The challenge Bernie faces ahead lies in the fact that Denmark is about as white as Vermont. (94-95 percent of Denmark is white including a percentage of its immigrants while 95 percent of Vermont is white also.) Early Democratic primary states, New Hampshire and Iowa, are about as white as it gets.
The Democratic primaries are all about people of color: Latinos, African-Americans, Asian -Americans and women of all colors. The progressive bloc of environmentalists and peace forces are far smaller. Loyalties to Hillary Clinton are deep; for example, in 2008 she won Latinos by two-to-one against Barack Obama.
It almost certainly won't work for the Sanders campaign to claim that he's the "best' candidate for people of color or feminists. He'll have to do what Obama did in 2008 when black voters turned away from Hillary when Obama did so well in white Iowa on his opposition to Iraq. How could Bernie switch black and brown voters away from Hillary by showing he can win the argument over Wall Street? Other than her suffering a meltdown over a scandal or gaffe, it doesn't seem plausible.
This is the classic dilemma of the Left dating back one hundred years - class analysis against a race and gender analysis. Echoes already are showing up in Vermont where Bernie sympathies with white gun owners while Hillary, massacre victims and black people are seething against the NRA.
Or take South Carolina, the citadel of failed populism, where the black primary electorate might be fifty-five percent and white progressives are limited to university towns. With their right to vote on the line, will many blacks vote for Bernie? Will Rep. Jim Clyburn, the former leader of the Orangeburg State student movement and now the third-ranking Democrat in the House, jump to Bernie? Impossible.
Overall, African-Americans are 87 percent Democratic, Latinos are 61 percent (2012 data) with 96 percent of black women and 76 percent of Latinas having voted for Obama. By contrast, about 56% of white women voted for Bush, McCain and Mitt Romney. So where is Bernie's base? Besides a sliver of black and brown votes, that leaves him looking at white independents. Even if he splits the Jewish vote with Hillary, that’s 1.5 percent nationally. In his soul, is that what he really wants?

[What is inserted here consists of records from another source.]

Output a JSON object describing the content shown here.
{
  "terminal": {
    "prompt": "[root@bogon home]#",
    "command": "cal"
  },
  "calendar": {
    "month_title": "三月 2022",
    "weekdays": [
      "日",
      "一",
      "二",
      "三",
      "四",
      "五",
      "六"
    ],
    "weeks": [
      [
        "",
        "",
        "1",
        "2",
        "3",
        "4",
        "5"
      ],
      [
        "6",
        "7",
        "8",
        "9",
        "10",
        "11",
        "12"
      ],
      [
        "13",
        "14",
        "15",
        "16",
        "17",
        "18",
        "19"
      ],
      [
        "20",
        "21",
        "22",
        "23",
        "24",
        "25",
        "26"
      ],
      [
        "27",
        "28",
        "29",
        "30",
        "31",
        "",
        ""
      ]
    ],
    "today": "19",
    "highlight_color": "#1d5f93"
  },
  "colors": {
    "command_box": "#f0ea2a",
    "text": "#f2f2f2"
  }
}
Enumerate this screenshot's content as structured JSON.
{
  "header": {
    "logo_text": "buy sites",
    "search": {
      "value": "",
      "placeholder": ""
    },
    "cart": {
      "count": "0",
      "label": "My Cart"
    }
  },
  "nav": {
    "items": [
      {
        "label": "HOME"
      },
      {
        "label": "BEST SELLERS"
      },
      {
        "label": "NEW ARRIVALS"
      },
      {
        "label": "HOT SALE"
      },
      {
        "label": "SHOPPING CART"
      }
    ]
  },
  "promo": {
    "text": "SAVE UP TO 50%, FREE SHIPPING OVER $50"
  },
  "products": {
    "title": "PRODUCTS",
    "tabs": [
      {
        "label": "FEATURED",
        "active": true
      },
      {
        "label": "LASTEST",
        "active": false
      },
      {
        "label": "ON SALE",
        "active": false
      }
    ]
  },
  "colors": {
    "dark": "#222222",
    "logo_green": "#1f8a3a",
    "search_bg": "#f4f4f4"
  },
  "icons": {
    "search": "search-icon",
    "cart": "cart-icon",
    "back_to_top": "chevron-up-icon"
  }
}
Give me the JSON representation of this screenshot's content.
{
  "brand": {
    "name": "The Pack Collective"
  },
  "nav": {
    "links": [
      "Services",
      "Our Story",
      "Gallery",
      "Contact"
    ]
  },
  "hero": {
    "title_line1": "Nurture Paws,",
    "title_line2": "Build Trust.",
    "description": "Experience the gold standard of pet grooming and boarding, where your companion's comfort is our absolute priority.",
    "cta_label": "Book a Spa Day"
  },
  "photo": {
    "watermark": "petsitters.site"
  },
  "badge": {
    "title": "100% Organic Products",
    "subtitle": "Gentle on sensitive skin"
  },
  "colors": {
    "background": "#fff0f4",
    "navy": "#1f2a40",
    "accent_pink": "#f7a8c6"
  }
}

There must be a plan B (for Bernie), starting now through the primaries, through the platform debates, and through what might be another very close national election. Bernie and his new history-making force must be looking hard at all their moves down the road.